Woken early by the cold and cockerels, we were treated to a spicy homegrown ginger tea for breakfast. Leaving Ban Ho we stopped at Trung’s friend’s home in Nam Toong for some seriously sour fruit (again, name unknown) that you dip in salt to try and even out the taste (wasn’t a big fan). From there we made our way through rice terraces and down steep, slippy hills (I may have fell on my bum once or twice) to the Muong Hoa river which was low enough for us to cross by foot. From the river we walked up hill to Thanh Phu where we had pho for lunch and were to spend the night. That evening we were invited to a party to celebrate the building of a new home. We entered the party to a crowd of people sat on the floor shotting rice wine and eating dog cooked six different ways ( 😦 ). We were the only non-locals there and were invited to many toasts and cheers where we soon learned that once your glass is empty they will top it up and cheers you again. It was a very unique experience to say the least. We left the party early before it got too lairy and went back to the homestay where the older members of the village were sat drinking tea, eating sweets and mandarins and playing a local guitar-like instrument (this was way more up my street).
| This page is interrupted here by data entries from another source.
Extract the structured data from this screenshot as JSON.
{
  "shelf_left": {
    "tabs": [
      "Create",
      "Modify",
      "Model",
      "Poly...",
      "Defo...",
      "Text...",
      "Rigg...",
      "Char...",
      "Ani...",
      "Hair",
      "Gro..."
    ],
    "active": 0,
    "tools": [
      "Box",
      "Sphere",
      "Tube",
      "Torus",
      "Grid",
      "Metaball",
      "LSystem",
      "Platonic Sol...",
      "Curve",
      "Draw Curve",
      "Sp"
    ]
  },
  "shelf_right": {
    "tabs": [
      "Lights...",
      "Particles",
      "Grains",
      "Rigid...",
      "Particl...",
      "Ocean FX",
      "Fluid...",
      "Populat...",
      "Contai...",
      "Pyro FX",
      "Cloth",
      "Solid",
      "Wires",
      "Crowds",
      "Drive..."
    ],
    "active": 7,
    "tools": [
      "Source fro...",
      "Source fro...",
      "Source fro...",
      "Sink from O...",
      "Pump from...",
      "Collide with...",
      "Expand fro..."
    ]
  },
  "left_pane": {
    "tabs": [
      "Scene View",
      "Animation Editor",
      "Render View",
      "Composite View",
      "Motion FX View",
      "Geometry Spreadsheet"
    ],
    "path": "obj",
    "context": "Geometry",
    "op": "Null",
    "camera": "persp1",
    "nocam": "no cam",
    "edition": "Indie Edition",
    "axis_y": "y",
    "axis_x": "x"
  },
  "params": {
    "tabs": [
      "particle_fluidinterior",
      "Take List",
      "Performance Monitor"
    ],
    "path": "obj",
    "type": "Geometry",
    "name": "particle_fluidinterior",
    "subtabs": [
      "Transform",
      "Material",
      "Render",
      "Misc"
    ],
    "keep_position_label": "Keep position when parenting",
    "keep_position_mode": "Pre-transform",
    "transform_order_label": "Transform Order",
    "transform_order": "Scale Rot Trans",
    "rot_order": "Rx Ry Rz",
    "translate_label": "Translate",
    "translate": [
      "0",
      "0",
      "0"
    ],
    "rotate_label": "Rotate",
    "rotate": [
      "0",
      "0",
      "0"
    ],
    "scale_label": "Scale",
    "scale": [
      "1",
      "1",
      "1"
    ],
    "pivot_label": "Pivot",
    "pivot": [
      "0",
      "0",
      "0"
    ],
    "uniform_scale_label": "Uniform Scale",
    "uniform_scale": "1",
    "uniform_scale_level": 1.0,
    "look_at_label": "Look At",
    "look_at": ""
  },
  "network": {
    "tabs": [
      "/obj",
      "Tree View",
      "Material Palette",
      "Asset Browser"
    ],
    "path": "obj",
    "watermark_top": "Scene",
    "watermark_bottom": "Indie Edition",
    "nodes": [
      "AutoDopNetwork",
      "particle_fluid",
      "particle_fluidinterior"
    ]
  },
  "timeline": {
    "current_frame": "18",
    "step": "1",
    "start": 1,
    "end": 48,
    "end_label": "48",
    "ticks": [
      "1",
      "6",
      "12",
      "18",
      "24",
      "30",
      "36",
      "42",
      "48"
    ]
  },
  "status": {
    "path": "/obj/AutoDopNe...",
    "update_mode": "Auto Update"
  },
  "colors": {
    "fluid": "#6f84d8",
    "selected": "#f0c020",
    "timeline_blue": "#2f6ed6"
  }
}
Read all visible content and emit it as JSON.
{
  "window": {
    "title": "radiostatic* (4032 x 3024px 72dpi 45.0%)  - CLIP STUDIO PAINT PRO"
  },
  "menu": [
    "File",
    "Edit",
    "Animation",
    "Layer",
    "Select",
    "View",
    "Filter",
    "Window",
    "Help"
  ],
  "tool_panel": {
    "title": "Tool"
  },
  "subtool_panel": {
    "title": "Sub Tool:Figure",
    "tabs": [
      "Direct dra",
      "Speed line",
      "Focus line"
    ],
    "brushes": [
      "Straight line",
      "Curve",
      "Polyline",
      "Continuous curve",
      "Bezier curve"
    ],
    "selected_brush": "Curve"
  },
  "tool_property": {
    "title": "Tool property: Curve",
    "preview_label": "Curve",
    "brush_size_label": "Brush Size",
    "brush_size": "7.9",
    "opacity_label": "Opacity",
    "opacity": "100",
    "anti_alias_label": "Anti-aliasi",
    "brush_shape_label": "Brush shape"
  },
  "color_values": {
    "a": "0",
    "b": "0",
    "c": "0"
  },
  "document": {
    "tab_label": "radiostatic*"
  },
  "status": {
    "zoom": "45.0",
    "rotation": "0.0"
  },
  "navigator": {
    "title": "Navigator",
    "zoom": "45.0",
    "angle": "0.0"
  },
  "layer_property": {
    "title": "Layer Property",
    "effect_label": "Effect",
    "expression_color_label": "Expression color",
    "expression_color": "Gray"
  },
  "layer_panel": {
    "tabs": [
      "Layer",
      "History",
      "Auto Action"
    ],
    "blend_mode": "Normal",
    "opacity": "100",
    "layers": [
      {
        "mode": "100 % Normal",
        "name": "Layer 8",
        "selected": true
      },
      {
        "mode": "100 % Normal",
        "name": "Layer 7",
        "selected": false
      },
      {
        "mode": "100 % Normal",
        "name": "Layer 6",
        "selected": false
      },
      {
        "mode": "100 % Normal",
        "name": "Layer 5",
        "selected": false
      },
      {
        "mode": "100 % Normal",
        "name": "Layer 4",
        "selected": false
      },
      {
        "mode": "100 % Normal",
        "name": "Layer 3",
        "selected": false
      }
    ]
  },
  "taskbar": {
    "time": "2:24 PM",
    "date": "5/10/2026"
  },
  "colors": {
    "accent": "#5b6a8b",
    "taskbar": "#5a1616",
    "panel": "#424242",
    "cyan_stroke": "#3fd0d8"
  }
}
Day 4 – 6 km, Thanh Phu – Ban Ho
Starting the day with some pho we began our journey back to Ban Ho following a different route to the day before, through a quarry and ready-mix concrete plant (obviously couldn’t help but compare HSE standards to back home). From the quarry we waded back through the river and a farm where Trung showed us how locals fish. We finished our trek back at Trung’s family home where his wife served us delicious belly pork, rice and fried eggs accompanied by Trung’s dulcet tones on the karaoke. A bumpy car journey took us back to Sapa where we mooched for a couple of hours before getting another sleeper bus back to Hanoi.
Doing this trek at the start of our time in Vietnam gave us a wonderful introduction to the countries’ food, culture and people. Everyone’s so welcoming and despite many of them not having much they were always sharing food and drinks with us. Very kind. At times it was difficult, not just because of the walking, but because of the living conditions. It was often cold, uncomfortable and loud. Sleep was not in abundance over these few days. It is however one of the best things I’ve done so far on my travels. I learnt so much and met some amazing people. The fact that the money spent doing it goes to help the community that welcomed us so warmly is just the icing on the cake.
I am 100% certain we will be back in Sapa, we fancy climbing Fansipan and so will likely come back after heading down the country and meeting my parents in March. Hopefully the weather will be a little warmer and the ground a bit greener.
Thanks Sapa O’Chau!